▶ _Extracted records_:

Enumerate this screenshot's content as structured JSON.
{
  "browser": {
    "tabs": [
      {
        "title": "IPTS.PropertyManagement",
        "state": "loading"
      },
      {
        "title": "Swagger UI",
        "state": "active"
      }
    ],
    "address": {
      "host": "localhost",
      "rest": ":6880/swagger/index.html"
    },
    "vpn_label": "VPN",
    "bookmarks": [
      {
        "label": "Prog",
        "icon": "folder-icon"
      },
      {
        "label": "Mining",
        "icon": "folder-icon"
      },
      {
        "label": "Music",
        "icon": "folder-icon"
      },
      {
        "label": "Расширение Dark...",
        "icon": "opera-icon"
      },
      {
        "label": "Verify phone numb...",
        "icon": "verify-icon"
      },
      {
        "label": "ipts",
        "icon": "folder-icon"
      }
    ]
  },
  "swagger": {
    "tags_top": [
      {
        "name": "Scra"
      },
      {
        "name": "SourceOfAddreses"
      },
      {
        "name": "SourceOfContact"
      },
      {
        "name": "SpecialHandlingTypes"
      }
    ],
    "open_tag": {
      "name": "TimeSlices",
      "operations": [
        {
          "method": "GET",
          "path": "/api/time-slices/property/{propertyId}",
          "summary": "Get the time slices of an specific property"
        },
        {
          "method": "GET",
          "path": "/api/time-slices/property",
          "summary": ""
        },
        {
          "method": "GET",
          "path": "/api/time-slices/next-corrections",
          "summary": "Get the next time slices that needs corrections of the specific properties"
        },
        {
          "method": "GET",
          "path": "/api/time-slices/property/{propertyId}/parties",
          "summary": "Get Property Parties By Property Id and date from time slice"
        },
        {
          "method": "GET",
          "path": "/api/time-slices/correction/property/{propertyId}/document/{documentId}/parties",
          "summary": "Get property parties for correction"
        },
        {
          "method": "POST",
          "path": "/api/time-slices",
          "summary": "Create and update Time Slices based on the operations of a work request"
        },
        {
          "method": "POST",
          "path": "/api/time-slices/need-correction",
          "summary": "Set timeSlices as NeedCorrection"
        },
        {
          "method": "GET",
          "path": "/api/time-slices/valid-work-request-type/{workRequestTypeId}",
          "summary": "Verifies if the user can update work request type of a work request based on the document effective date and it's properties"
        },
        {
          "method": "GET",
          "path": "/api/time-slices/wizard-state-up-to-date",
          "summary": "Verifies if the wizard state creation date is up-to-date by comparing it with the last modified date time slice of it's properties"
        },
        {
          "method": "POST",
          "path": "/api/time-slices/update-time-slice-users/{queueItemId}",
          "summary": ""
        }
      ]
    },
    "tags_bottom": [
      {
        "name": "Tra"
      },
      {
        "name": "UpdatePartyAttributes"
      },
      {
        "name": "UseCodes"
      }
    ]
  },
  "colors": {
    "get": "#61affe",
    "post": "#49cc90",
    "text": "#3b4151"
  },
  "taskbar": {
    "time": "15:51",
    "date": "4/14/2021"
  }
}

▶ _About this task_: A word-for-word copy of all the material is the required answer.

▶ _Answer to this task_:
Enumerate this screenshot's content as structured JSON.
{
  "browser": {
    "tabs": [
      {
        "title": "IPTS.PropertyManagement",
        "state": "loading"
      },
      {
        "title": "Swagger UI",
        "state": "active"
      }
    ],
    "address": {
      "host": "localhost",
      "rest": ":6880/swagger/index.html"
    },
    "vpn_label": "VPN",
    "bookmarks": [
      {
        "label": "Prog",
        "icon": "folder-icon"
      },
      {
        "label": "Mining",
        "icon": "folder-icon"
      },
      {
        "label": "Music",
        "icon": "folder-icon"
      },
      {
        "label": "Расширение Dark...",
        "icon": "opera-icon"
      },
      {
        "label": "Verify phone numb...",
        "icon": "verify-icon"
      },
      {
        "label": "ipts",
        "icon": "folder-icon"
      }
    ]
  },
  "swagger": {
    "tags_top": [
      {
        "name": "Scra"
      },
      {
        "name": "SourceOfAddreses"
      },
      {
        "name": "SourceOfContact"
      },
      {
        "name": "SpecialHandlingTypes"
      }
    ],
    "open_tag": {
      "name": "TimeSlices",
      "operations": [
        {
          "method": "GET",
          "path": "/api/time-slices/property/{propertyId}",
          "summary": "Get the time slices of an specific property"
        },
        {
          "method": "GET",
          "path": "/api/time-slices/property",
          "summary": ""
        },
        {
          "method": "GET",
          "path": "/api/time-slices/next-corrections",
          "summary": "Get the next time slices that needs corrections of the specific properties"
        },
        {
          "method": "GET",
          "path": "/api/time-slices/property/{propertyId}/parties",
          "summary": "Get Property Parties By Property Id and date from time slice"
        },
        {
          "method": "GET",
          "path": "/api/time-slices/correction/property/{propertyId}/document/{documentId}/parties",
          "summary": "Get property parties for correction"
        },
        {
          "method": "POST",
          "path": "/api/time-slices",
          "summary": "Create and update Time Slices based on the operations of a work request"
        },
        {
          "method": "POST",
          "path": "/api/time-slices/need-correction",
          "summary": "Set timeSlices as NeedCorrection"
        },
        {
          "method": "GET",
          "path": "/api/time-slices/valid-work-request-type/{workRequestTypeId}",
          "summary": "Verifies if the user can update work request type of a work request based on the document effective date and it's properties"
        },
        {
          "method": "GET",
          "path": "/api/time-slices/wizard-state-up-to-date",
          "summary": "Verifies if the wizard state creation date is up-to-date by comparing it with the last modified date time slice of it's properties"
        },
        {
          "method": "POST",
          "path": "/api/time-slices/update-time-slice-users/{queueItemId}",
          "summary": ""
        }
      ]
    },
    "tags_bottom": [
      {
        "name": "Tra"
      },
      {
        "name": "UpdatePartyAttributes"
      },
      {
        "name": "UseCodes"
      }
    ]
  },
  "colors": {
    "get": "#61affe",
    "post": "#49cc90",
    "text": "#3b4151"
  },
  "taskbar": {
    "time": "15:51",
    "date": "4/14/2021"
  }
}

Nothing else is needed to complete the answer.